Commonly, you will be working in the office of the company you are contracted to. This may mean a lot of travel, or staying somewhere local to the work. If you stay in a B&B or hotel of some kind, remember to keep your receipts for it and pay for it out of your business bank account as it is an expense. Also you can pay a small amount out of the company for your food as “subsistence,” ask your accountant what a reasonable amount for this is as it changes over time.
You will usually need to fill in a timesheet of some kind to show the recruitment agency how many hours/days you’ve worked in the contract. These are collated once a week, but filling them in daily if they are available is always a good habit as if you miss logging your time, you will have to jump through some hoops to get paid for the time you were working and didn’t put on your timesheet.
The recruitment agency will be presenting these timesheets to their contact at the client, who then checks and agrees what hours were worked. The recruitment company will invoice the client for the work done by the contractor(s) working on the project. They will also pay you, the contractor, for the hours you have worked at the rate they agreed with you.
When entering in to a contract, it is worth checking how often you will get paid and how soon after the timesheets are submitted. When I first went contracting, I didn’t realise I should have been paid weekly and was expecting it to be monthly, so it was five weeks until I queried why I hadn’t been paid and they found a problem with my details that had help up payment.
It is very common for the initial contract you have agreed to be extended. People are terrible at estimating projects so often need workers for longer than they thought, or they use an initial piece of work to judge which contractors they would like to retain for other work.
If the client would like to extend the contract, they will either tell you direct or tell the recruitment agency who will tell you. If you agree to work for them for longer, make sure the recruitment agency knows this – it can be as simple as emailing your contact within the agency. They will need to know the contract is going on for longer to set up the paperwork between their company and the client, so they can bill them and pay you for the extra time.
Potential problem: IR35
The UK government have some legislation called IR35 which tries to stop companies hiring contractors who are then treated as full time employees, without all the associated costs and support (National Insurance payments, holiday, redundancy payments, etc.)
To ensure it does not look like you are being treated as an employee, make sure you are signing a contract that does not fall foul of the IR35 legislation.

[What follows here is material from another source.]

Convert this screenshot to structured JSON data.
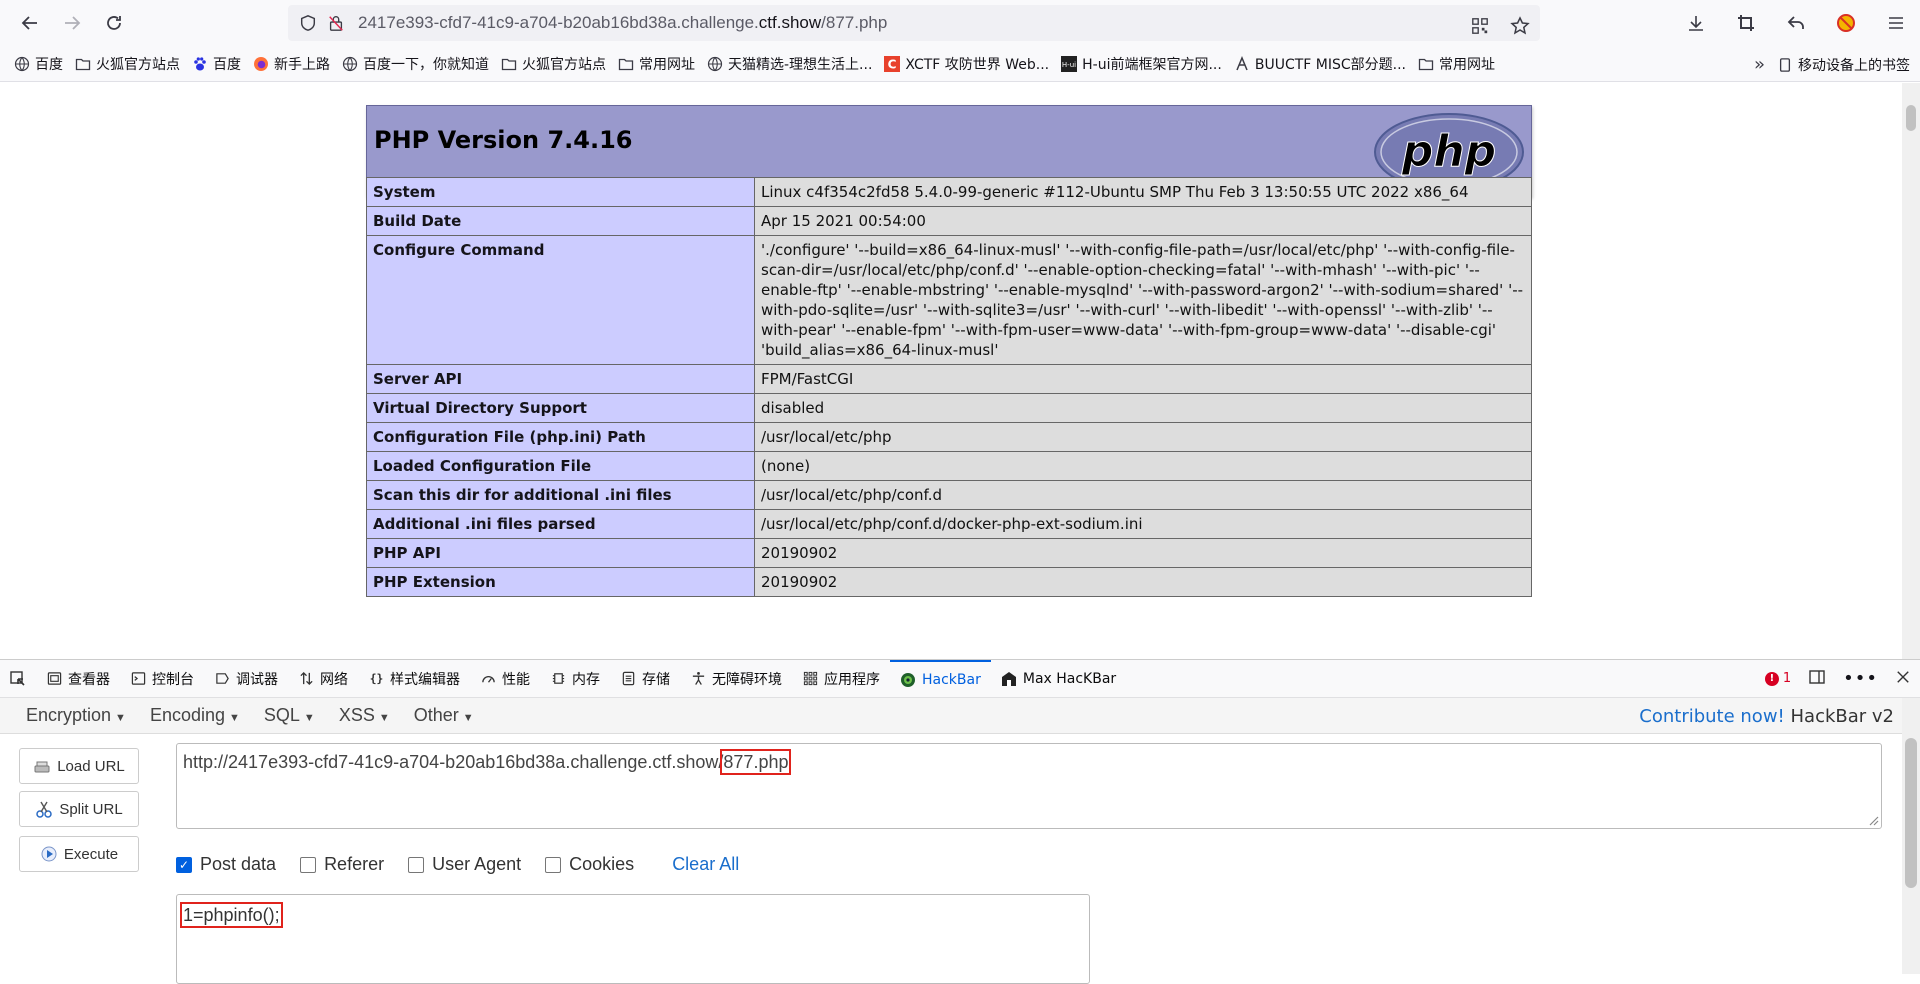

If you’re signing with a recruitment agency, ask them about this, and if you are worried about it, find a solicitor who can review your contract before you sign it – if you know any freelancers or contractors, ask them who they use to check a contract, or ask your accountant if they know someone who can help.
Learn more about IR35 on IPSE, an organisation set up to help contractors who are worried about IR35.
Getting the next project
If your skills are in demand, you will find recruiters will continue to contact you while you are working in your contract. This can feel annoying, but is very useful. Reply and say you’re in a contract right now, and tell them when you’ll probably become available. You want work offers to be coming in when you are near the end of your contract so you can line up the next piece of work.
No one getting in touch? Hit the job boards again and start looking. The next contract should be a simple application away.
Don’t forget to update your CV to show the contract you have been working on, and re-register it with the big job boards so they have the latest version. Recruiters will like to see someone who has successfully completed a contract – it gives them confidence you know what it is like to work as a contractor, that you’re reliable and safe to hire for their own clients.
Advice from Paul Silver, Farm organiser & full time freelancer since 2004.